The result is a series of books generally intended for high school students that features six colonial settlements established on the Atlantic Coast and two in the Far West, in California and New Mexico.
“It is easy to overlook the importance of early colonial settlements,” says Mountjoy, “because we are so far removed from the kinds of lives those people led.”
Perhaps the most unique aspect of the newly-published series is its connection to York College.
“One of the excitements of doing the series was that we were able to write all eight titles using York College professors,” notes McNeese.
All eight of the colonies covered in this series experienced their own unique histories, says McNeese. Those colonists who established some of the earlier ones, such as Plymouth and Jamestown, experienced very difficult years that included starvation and even cannibalism.
Although the residents of some early colonies faced constant hardships, each of those included in the series not only survived, but became key founding mile markers on the path of American history. Mountjoy notes the importance of these early American settlements and the impact they would have on the development, not only of the colonies, but of the future United States.

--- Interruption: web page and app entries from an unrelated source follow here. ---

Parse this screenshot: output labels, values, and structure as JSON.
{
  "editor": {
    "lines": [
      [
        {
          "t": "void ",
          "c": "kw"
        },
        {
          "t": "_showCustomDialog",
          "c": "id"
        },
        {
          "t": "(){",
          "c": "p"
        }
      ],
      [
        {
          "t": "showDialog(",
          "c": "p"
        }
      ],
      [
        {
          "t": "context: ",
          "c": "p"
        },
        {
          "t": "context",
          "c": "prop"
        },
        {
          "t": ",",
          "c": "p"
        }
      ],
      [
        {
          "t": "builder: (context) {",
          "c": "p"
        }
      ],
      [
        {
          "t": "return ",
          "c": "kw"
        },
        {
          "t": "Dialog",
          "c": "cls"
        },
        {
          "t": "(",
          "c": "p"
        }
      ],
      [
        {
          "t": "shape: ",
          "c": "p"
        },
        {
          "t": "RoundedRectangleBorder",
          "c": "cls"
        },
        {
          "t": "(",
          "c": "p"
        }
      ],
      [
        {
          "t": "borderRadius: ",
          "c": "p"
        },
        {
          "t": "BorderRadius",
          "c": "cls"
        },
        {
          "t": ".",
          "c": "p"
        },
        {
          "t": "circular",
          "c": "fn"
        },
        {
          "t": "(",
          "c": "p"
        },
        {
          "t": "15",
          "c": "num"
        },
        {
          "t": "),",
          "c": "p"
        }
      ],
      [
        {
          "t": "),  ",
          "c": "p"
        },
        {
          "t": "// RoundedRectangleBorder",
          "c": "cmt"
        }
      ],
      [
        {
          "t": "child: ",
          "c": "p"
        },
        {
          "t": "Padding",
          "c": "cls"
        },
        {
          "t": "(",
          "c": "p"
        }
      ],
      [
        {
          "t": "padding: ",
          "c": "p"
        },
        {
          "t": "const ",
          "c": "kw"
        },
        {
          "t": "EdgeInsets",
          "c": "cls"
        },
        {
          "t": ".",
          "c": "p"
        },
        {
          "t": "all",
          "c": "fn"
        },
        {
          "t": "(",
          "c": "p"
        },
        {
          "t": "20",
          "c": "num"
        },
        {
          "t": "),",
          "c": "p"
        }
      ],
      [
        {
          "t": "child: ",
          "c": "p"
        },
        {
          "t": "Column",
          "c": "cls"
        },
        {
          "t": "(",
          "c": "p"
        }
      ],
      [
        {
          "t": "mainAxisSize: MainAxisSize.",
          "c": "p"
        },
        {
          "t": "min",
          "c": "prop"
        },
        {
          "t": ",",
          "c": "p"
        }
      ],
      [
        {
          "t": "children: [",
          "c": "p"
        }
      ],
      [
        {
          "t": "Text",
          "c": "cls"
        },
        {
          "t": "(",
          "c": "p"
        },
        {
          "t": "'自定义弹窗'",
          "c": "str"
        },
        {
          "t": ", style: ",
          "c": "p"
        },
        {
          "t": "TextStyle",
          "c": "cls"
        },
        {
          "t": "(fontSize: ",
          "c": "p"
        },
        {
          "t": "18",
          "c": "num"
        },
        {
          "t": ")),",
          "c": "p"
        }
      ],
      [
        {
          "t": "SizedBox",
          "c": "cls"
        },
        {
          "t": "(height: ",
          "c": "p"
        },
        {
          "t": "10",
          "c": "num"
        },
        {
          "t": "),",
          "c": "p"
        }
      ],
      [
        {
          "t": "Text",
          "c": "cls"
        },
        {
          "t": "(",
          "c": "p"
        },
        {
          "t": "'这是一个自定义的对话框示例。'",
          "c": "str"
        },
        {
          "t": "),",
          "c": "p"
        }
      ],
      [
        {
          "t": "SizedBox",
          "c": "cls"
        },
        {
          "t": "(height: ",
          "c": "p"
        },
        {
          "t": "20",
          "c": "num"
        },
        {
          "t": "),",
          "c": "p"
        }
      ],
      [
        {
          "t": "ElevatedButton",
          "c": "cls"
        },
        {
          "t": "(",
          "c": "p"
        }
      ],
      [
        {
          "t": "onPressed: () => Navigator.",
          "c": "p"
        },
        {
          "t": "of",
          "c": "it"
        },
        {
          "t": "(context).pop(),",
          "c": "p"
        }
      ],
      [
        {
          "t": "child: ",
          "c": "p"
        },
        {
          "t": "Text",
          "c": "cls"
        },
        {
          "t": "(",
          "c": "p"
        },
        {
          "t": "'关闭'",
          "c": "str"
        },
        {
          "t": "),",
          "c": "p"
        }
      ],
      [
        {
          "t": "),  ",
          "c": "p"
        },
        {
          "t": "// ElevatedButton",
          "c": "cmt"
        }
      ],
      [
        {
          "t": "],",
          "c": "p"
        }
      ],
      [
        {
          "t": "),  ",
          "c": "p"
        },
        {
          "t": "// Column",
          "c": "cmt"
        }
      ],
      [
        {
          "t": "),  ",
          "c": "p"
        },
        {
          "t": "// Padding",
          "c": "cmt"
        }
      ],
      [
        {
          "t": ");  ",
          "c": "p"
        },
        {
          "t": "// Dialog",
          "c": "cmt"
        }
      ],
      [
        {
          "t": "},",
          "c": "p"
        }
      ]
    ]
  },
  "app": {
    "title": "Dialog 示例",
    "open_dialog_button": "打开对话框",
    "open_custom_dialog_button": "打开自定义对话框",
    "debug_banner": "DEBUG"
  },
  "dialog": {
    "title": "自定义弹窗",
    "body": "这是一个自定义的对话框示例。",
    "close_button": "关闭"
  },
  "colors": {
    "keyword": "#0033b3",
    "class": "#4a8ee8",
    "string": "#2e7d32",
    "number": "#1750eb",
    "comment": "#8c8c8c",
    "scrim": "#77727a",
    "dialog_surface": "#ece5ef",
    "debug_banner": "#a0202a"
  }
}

As he explains: “Many of these and other early settlements set the stage for the future American republic. In many cases, founding settlers established norms, traditions, and institutions that protected individual rights and freedoms that were later preserved in the U.S. Constitution.”
The two YC professors are not new to working together on book projects. They first published a pair of readers for their U.S. history students with American Heritage back in 1994. McNeese and Mountjoy have collaborated on several book series with Chelsea House Publishers over the past four years. Their previous collaboration was on a series featuring important U.S. Supreme Court cases, which was published in late 2006 and in the spring of this year. Their series on important social and political movements in American history is slated for publication this fall.
Mountjoy and McNeese are not resting after the publication of their latest series. Both instructors will be writing this academic year on two series, one on important milestones in American history and the other on the Civil War.